[Input records — start]

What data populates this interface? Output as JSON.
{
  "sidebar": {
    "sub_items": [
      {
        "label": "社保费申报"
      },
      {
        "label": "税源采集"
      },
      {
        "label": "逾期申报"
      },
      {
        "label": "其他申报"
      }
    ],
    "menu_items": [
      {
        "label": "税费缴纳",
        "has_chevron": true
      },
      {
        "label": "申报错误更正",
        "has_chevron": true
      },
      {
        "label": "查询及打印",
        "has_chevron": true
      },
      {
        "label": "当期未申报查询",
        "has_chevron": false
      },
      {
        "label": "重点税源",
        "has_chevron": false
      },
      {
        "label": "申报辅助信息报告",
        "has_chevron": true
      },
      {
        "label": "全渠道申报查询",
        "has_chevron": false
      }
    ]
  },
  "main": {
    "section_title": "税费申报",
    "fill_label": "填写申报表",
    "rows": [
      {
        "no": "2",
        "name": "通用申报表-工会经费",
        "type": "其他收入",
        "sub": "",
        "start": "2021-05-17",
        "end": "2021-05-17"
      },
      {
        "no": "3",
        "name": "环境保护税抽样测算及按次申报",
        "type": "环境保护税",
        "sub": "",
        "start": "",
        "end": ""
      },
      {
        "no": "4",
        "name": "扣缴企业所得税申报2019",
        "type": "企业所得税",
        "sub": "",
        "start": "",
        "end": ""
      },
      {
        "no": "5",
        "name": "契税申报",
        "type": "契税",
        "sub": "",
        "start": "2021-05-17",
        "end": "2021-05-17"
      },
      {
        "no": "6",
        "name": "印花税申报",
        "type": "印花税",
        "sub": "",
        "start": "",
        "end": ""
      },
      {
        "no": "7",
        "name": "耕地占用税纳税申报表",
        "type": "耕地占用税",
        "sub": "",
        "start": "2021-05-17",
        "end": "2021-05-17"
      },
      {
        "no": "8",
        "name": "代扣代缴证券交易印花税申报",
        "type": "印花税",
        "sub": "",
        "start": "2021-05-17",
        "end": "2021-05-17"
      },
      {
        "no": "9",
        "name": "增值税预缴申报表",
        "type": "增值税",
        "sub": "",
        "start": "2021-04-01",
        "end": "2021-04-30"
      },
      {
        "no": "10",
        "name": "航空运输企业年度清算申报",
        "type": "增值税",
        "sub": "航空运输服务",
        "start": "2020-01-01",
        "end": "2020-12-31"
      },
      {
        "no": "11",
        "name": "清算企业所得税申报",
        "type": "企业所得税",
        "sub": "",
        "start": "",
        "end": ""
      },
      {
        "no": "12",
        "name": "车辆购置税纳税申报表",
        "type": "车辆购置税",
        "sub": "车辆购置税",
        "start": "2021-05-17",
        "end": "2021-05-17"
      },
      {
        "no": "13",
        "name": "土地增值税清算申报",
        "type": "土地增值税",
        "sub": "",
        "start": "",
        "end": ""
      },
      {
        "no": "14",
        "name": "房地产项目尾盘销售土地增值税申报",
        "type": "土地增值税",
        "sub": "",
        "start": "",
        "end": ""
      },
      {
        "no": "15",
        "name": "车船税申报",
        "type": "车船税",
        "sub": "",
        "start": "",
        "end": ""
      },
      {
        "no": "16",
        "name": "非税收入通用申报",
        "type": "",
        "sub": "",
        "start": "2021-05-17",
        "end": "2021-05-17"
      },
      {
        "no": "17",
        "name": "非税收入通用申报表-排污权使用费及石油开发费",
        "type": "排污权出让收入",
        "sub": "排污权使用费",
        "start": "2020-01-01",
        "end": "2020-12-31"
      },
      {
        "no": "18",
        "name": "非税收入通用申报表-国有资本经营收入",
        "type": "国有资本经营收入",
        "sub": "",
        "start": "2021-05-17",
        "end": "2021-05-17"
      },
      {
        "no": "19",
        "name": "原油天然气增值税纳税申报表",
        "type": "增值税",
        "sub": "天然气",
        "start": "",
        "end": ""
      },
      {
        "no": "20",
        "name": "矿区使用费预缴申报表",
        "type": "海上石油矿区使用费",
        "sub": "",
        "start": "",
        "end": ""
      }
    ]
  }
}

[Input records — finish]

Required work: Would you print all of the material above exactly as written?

Response to this task:
What data populates this interface? Output as JSON.
{
  "sidebar": {
    "sub_items": [
      {
        "label": "社保费申报"
      },
      {
        "label": "税源采集"
      },
      {
        "label": "逾期申报"
      },
      {
        "label": "其他申报"
      }
    ],
    "menu_items": [
      {
        "label": "税费缴纳",
        "has_chevron": true
      },
      {
        "label": "申报错误更正",
        "has_chevron": true
      },
      {
        "label": "查询及打印",
        "has_chevron": true
      },
      {
        "label": "当期未申报查询",
        "has_chevron": false
      },
      {
        "label": "重点税源",
        "has_chevron": false
      },
      {
        "label": "申报辅助信息报告",
        "has_chevron": true
      },
      {
        "label": "全渠道申报查询",
        "has_chevron": false
      }
    ]
  },
  "main": {
    "section_title": "税费申报",
    "fill_label": "填写申报表",
    "rows": [
      {
        "no": "2",
        "name": "通用申报表-工会经费",
        "type": "其他收入",
        "sub": "",
        "start": "2021-05-17",
        "end": "2021-05-17"
      },
      {
        "no": "3",
        "name": "环境保护税抽样测算及按次申报",
        "type": "环境保护税",
        "sub": "",
        "start": "",
        "end": ""
      },
      {
        "no": "4",
        "name": "扣缴企业所得税申报2019",
        "type": "企业所得税",
        "sub": "",
        "start": "",
        "end": ""
      },
      {
        "no": "5",
        "name": "契税申报",
        "type": "契税",
        "sub": "",
        "start": "2021-05-17",
        "end": "2021-05-17"
      },
      {
        "no": "6",
        "name": "印花税申报",
        "type": "印花税",
        "sub": "",
        "start": "",
        "end": ""
      },
      {
        "no": "7",
        "name": "耕地占用税纳税申报表",
        "type": "耕地占用税",
        "sub": "",
        "start": "2021-05-17",
        "end": "2021-05-17"
      },
      {
        "no": "8",
        "name": "代扣代缴证券交易印花税申报",
        "type": "印花税",
        "sub": "",
        "start": "2021-05-17",
        "end": "2021-05-17"
      },
      {
        "no": "9",
        "name": "增值税预缴申报表",
        "type": "增值税",
        "sub": "",
        "start": "2021-04-01",
        "end": "2021-04-30"
      },
      {
        "no": "10",
        "name": "航空运输企业年度清算申报",
        "type": "增值税",
        "sub": "航空运输服务",
        "start": "2020-01-01",
        "end": "2020-12-31"
      },
      {
        "no": "11",
        "name": "清算企业所得税申报",
        "type": "企业所得税",
        "sub": "",
        "start": "",
        "end": ""
      },
      {
        "no": "12",
        "name": "车辆购置税纳税申报表",
        "type": "车辆购置税",
        "sub": "车辆购置税",
        "start": "2021-05-17",
        "end": "2021-05-17"
      },
      {
        "no": "13",
        "name": "土地增值税清算申报",
        "type": "土地增值税",
        "sub": "",
        "start": "",
        "end": ""
      },
      {
        "no": "14",
        "name": "房地产项目尾盘销售土地增值税申报",
        "type": "土地增值税",
        "sub": "",
        "start": "",
        "end": ""
      },
      {
        "no": "15",
        "name": "车船税申报",
        "type": "车船税",
        "sub": "",
        "start": "",
        "end": ""
      },
      {
        "no": "16",
        "name": "非税收入通用申报",
        "type": "",
        "sub": "",
        "start": "2021-05-17",
        "end": "2021-05-17"
      },
      {
        "no": "17",
        "name": "非税收入通用申报表-排污权使用费及石油开发费",
        "type": "排污权出让收入",
        "sub": "排污权使用费",
        "start": "2020-01-01",
        "end": "2020-12-31"
      },
      {
        "no": "18",
        "name": "非税收入通用申报表-国有资本经营收入",
        "type": "国有资本经营收入",
        "sub": "",
        "start": "2021-05-17",
        "end": "2021-05-17"
      },
      {
        "no": "19",
        "name": "原油天然气增值税纳税申报表",
        "type": "增值税",
        "sub": "天然气",
        "start": "",
        "end": ""
      },
      {
        "no": "20",
        "name": "矿区使用费预缴申报表",
        "type": "海上石油矿区使用费",
        "sub": "",
        "start": "",
        "end": ""
      }
    ]
  }
}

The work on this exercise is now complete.